Michael Schreiber, Founder & CEO of Playfly Sports: The biggest category for a sports team is content. Not just thinking like a media company, but actually producing content and delivering it in interesting ways. There are a significant number of teams producing social media content and delivering it to their fans. But you can take these content experiences even further. To the point where you can create full-length documentaries, whether its historical stories, or current stories about players and how they are getting prepared leading up to the playoffs, etc., there are a bunch of story arcs that can be used to create more content.
You can take that further and take all the great content that has been produced in the last year, whether for social media or other platforms, and build a linear experience, a 24/7 experience for that content provider. You can go a step further than that and create subscription offerings, where you make a significant amount of behind-the-scenes content available to your superfans.
Ishveen Jolly, CEO of OpenSponsorship: We are seeing many new types of brands come into the influencer marketing space, including sports properties. We recently worked with the Premier League when they came to the U.S. and were looking to boost ticket sales in some markets. We helped them connect with a couple of NFL players for videos promoting ticket sales for matches at their home stadiums. We recently spoke to the NFL about their influencer program. At the conference you and I were at in Chicago, I spoke to one of the local teams about their influencer program.

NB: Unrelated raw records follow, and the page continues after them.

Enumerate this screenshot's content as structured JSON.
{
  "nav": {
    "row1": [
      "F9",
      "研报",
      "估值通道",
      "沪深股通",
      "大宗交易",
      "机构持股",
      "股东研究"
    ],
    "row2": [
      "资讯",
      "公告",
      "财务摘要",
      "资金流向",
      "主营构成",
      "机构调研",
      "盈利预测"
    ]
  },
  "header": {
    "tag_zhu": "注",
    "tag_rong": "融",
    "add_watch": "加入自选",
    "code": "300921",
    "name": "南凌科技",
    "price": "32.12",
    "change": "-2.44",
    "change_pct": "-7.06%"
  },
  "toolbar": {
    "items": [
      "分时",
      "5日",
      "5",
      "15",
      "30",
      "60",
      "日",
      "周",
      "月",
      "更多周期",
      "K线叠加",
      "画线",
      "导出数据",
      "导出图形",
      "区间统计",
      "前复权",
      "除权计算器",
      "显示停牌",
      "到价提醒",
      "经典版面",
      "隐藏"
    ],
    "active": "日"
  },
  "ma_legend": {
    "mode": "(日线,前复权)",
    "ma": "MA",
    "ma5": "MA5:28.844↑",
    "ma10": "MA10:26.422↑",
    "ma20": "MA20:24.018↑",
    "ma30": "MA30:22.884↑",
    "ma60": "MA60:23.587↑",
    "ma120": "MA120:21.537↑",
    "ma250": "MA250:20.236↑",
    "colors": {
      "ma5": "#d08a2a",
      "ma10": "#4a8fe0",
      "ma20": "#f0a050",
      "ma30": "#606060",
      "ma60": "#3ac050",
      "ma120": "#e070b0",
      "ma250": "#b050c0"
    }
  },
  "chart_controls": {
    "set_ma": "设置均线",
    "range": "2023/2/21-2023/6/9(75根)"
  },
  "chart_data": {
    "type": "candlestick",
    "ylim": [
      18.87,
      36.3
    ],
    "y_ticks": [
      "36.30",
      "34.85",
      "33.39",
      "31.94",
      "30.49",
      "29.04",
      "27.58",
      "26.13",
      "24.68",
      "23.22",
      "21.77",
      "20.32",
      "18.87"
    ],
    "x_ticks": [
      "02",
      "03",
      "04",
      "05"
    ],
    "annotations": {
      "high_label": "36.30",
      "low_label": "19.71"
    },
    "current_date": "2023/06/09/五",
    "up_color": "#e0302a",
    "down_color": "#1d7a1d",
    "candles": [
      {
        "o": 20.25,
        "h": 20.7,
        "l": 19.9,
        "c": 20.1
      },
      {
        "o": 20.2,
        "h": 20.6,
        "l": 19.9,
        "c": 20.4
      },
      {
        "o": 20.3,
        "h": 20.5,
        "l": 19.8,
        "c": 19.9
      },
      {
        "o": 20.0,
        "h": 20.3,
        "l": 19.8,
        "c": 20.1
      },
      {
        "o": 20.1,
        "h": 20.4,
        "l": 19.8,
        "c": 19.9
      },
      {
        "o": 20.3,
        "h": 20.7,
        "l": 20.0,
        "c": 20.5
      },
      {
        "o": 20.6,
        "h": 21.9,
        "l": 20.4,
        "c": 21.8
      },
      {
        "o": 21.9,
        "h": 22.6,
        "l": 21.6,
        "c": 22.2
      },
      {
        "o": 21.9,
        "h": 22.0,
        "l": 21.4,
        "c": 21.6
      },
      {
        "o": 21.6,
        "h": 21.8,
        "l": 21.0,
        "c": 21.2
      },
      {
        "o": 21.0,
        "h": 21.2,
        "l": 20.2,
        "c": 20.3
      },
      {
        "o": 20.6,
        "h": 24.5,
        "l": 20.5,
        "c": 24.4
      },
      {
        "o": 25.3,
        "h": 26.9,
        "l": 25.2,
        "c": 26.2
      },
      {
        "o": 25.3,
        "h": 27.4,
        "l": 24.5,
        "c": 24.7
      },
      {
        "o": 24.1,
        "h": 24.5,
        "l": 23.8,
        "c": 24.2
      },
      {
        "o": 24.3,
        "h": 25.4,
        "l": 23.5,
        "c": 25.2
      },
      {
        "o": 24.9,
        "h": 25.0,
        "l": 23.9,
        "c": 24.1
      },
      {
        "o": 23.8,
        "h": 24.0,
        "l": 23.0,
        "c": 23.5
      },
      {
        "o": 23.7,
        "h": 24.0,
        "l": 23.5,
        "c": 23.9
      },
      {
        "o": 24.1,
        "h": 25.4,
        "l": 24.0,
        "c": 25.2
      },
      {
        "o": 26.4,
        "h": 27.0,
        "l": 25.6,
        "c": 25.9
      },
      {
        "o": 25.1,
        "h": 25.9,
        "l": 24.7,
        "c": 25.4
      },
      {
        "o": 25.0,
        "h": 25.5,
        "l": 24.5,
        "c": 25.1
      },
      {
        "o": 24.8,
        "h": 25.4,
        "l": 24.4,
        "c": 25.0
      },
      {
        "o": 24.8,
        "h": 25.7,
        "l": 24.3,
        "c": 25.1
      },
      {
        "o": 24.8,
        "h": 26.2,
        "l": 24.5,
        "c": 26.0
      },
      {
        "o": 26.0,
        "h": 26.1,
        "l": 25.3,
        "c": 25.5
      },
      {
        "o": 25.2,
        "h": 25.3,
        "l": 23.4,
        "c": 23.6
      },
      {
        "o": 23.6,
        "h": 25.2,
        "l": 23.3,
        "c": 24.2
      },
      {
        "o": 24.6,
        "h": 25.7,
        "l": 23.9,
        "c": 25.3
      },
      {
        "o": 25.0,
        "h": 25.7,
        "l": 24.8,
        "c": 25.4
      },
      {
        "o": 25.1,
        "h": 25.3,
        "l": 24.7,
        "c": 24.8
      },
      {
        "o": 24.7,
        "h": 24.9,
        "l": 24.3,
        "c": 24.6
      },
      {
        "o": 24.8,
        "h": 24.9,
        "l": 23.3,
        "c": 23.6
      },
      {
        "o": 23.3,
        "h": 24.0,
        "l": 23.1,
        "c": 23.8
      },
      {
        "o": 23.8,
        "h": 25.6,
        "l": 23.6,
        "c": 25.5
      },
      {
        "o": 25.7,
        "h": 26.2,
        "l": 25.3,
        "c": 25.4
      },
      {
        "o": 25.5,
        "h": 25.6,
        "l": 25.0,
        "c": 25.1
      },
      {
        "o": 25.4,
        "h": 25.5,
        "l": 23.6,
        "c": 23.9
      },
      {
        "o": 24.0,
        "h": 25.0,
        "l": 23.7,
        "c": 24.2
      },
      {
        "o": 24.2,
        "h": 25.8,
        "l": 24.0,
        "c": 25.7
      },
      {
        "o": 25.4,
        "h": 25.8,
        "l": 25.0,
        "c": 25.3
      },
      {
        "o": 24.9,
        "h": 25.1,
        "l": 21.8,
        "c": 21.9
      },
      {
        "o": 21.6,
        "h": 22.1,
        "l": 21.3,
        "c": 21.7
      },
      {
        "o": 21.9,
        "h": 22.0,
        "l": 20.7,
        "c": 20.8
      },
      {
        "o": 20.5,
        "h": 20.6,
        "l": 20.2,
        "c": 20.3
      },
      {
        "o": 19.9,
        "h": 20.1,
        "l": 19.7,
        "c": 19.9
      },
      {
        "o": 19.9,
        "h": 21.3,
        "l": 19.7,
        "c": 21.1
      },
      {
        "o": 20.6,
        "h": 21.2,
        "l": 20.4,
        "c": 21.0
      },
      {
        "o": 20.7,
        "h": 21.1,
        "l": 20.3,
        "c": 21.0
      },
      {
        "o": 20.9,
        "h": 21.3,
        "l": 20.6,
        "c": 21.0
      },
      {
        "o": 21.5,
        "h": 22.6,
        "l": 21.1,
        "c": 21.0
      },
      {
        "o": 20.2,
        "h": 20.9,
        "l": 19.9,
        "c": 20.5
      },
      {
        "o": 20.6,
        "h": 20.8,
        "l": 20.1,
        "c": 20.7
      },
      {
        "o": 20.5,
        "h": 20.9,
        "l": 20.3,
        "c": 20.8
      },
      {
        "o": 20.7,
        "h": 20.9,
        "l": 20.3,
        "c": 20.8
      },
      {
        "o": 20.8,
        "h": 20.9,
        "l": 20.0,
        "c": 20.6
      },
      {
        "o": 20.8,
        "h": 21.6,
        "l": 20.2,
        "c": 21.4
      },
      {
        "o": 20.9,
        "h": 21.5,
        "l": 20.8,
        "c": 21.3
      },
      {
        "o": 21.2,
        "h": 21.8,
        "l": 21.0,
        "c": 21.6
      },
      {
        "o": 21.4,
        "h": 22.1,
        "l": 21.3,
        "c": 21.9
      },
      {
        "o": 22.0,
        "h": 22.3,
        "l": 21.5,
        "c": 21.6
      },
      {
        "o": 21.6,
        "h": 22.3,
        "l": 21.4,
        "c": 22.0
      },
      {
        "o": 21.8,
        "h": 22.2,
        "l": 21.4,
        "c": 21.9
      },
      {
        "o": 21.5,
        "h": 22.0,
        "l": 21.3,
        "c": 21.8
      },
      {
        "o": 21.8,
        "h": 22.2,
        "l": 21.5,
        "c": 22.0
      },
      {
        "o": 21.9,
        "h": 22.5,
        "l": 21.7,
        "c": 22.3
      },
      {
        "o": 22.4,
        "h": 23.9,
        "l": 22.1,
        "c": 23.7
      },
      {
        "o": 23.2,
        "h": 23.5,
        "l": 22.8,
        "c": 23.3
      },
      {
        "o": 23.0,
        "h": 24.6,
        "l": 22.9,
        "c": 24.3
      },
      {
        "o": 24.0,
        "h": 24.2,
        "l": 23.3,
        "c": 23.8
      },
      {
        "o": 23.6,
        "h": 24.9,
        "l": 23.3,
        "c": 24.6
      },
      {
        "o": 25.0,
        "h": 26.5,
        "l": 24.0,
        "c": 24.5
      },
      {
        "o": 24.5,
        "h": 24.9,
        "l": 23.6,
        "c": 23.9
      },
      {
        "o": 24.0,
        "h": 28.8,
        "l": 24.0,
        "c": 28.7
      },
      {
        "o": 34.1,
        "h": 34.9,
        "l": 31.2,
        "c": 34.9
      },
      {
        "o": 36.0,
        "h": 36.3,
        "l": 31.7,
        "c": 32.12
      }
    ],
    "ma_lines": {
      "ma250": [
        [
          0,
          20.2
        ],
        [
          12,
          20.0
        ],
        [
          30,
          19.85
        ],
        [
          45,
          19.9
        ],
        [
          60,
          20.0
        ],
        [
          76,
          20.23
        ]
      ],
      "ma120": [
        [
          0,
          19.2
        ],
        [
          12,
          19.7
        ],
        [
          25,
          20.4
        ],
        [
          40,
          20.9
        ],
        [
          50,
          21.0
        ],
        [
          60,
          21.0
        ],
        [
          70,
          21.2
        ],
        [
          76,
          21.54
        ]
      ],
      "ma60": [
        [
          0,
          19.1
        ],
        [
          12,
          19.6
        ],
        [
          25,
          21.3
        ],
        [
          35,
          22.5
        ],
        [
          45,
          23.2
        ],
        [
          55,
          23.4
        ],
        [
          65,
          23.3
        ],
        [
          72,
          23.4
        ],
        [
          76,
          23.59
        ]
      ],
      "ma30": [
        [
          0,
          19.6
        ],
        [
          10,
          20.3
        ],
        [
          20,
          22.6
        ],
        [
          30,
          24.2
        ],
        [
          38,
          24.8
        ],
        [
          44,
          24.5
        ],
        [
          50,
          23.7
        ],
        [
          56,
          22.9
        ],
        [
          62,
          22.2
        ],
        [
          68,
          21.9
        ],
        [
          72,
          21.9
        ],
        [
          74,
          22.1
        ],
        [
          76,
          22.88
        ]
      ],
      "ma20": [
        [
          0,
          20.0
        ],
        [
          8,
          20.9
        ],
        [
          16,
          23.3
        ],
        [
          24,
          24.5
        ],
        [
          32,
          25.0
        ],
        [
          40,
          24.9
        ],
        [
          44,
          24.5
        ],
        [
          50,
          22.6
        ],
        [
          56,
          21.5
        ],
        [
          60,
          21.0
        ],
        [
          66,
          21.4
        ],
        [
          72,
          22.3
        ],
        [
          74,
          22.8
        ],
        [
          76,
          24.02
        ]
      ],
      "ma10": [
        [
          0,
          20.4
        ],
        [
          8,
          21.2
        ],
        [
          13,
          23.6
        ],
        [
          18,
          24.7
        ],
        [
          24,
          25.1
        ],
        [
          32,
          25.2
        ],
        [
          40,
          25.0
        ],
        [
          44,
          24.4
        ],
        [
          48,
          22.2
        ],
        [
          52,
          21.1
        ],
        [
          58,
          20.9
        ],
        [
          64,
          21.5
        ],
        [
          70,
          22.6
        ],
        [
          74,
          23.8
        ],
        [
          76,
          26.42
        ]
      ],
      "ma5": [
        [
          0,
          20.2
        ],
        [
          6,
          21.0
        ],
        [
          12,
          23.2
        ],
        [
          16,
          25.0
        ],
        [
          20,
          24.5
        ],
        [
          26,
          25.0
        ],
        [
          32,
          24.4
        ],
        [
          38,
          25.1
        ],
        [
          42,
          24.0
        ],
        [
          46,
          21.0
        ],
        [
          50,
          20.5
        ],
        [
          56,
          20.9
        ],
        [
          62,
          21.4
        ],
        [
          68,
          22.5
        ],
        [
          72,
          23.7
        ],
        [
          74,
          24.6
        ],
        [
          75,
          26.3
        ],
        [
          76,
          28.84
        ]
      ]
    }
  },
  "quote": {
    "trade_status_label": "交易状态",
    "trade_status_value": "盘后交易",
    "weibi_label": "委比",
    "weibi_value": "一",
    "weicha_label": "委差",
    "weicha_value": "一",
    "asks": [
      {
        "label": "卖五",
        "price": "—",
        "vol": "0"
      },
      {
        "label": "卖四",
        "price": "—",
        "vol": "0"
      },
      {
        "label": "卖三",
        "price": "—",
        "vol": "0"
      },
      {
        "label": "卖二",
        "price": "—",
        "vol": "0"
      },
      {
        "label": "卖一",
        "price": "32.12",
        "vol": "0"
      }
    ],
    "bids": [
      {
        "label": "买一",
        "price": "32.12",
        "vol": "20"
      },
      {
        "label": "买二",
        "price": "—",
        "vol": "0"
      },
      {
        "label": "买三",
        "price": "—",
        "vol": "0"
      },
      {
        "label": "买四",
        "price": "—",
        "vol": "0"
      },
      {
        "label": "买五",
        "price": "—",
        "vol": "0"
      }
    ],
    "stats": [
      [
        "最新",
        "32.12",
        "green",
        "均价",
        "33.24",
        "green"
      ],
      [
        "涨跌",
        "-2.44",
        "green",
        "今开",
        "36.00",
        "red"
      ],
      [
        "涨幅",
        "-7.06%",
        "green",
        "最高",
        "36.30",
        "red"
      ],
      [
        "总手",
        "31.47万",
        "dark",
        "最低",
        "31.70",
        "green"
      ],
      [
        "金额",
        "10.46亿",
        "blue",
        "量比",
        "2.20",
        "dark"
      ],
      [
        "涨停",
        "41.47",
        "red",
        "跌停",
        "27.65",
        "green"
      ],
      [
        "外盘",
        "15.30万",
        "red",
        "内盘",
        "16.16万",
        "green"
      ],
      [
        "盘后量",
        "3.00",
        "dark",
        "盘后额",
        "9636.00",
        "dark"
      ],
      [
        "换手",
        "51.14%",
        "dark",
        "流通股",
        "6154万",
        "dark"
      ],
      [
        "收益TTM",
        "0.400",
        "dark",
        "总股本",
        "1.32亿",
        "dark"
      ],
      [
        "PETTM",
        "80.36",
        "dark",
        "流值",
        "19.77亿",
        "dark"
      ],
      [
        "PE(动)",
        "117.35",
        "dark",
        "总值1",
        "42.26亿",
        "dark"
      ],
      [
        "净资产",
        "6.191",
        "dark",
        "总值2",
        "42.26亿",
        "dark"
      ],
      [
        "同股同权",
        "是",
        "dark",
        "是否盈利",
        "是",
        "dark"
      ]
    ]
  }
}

We work with LIV Golf as well.
It makes sense. All of these organizations have a marketing budget. For us it’s a case of our supply has become our demand, which is kind of fun.
The second trend is the massive demand for strong content. It’s great for someone to have a lot of followers but if your social content isn’t good, you never create video and you don’t post regularly, you are not going to get brand deals.
That’s definitely a challenge for us, but also an opportunity. We can surface, for example, out of the 1,800 players in the NFL who are the top 20 who post regularly and get great views on their Reels. It’s interesting because it’s moving brands away from the idea that they have to work with the quarterback and toward working with the best content creator.